Wednesday, December 13, 2006

Out of Picture 2 • preview

Before getting into the thick of things, I must apologize for the lack of postings this last month and more importantly for my lack of response to some of your comments. Soon, I promise to contact those of you who have tried to reach me through this blog.

The image bellow, is a portion of a larger development image for my upcoming contribution to the next "Out of Picture" anthology, currently in development

Tuesday, December 12, 2006

Robot Architecture

These series I did for the Movie ROBOTS some years ago.
In retrospect I know now that this movie was more fun to research and design for, than it was to watch.
We spend a long time developing the world that these robots lived in. We looked at the history of everything "machine", from the advent of the industrial revolution which brought about the machine age, to today's computer manufactured machines (machines that build machines). What this meant is that we had to be faithful to the materials and technology of each of these eras. Ultimately we divided the world into 4 mayor periods:
Architecturally, it echoed human architecture, at least in how we view them emotionally. It most certainly aimed to express a nostalgia for American cultural history. Contrasting the romanticism of early American culture and the skepticism of today. The Star of the film had to remind us of all that we loved about the past in a way that could also inspire the future. Someone of traditional values with present ambitions.
The world around him needed to support all this as well. Ultimately, I think the story failed to support the star of the film and the robot world. I can only speak for that which I was called to do, and say simply that it came down to the budget , the pacing of the film and the studio's lack of faith for the original story.
80% of the architectural potential never could be realized in 3D within budget and the accelerated pace of the film prevented it from taking its time to accurately portray the contrast between the more nostalgic world that the star of the film came from and the precipitous bustle of the world that he came to inhabit. Ultimately all machines worked equally as fast, or not at all. Like all the steam and moving mechanisms we wanted for the depths of the city. Originally intended to look, feel and work like an old watch. Sadly, since only 20% of the architecture was ultimately built, there was only so much we could hope for.
Lack of Budget, lack of resources... Our mistake was designing a movie that was clearly well out of budget.
images © 2005 20th century fox film
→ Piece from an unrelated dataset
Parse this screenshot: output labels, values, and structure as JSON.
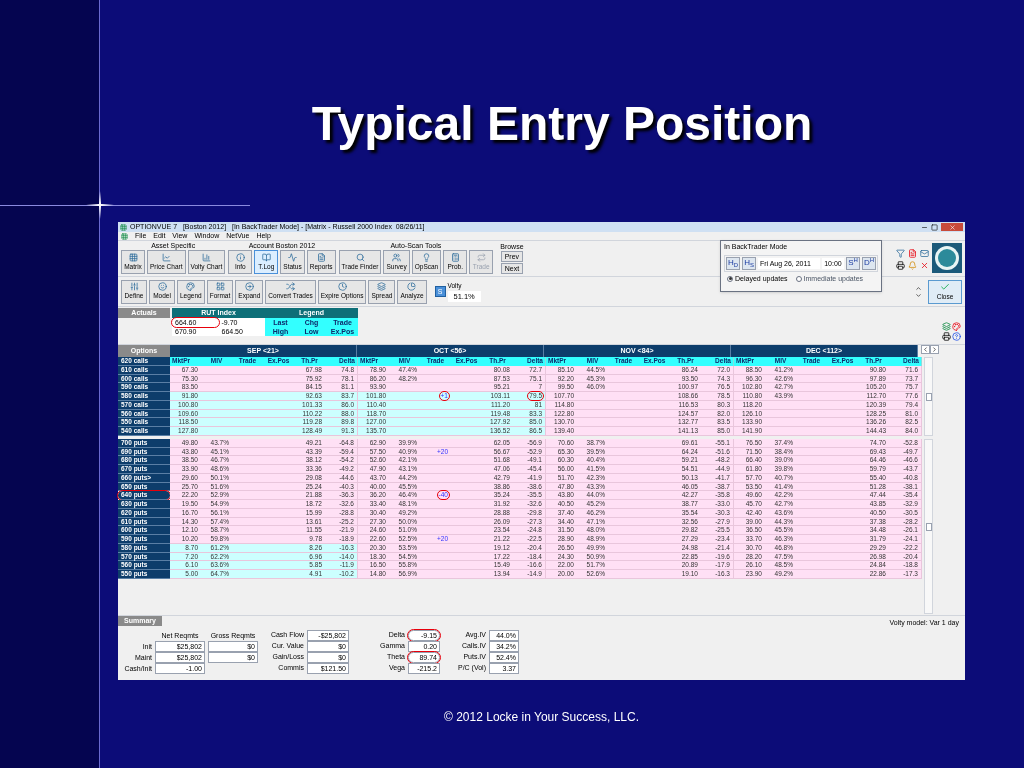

Small town Steam era (Above). Pencil/digital.

Big city Steam era (Above left) and Hi-End (Above right). Pencil/digital.

Big city Steam era (Above). Villain's Lair. Pencil/digital.

Big city Electric & High-End (Above). Pencil/digital.
Because the robot city was intended to have been built from the ground up, this presented us with the opportunity to build the next modern era above the previous one. Thus, allowing us to echo the kind of eclectic architecture prevalent in Europe today. Modern structures built directly upon gothic bases, for example. The difference was that we would continue to build vertically so that the Hi-End structures reached into the sky while the ancient steam powered architecture rusted away at the core. But again, since only 20% of the architecture could be built in 3D, most of these concepts became blurred.
Those few buildings that did get built in full detail however, are testament to what "could have been". The folks at that studio are of such great talent, it is a shame that they were not better supported by some of the leadership, to accomplish the goals that the artists faithfully set off to achieve.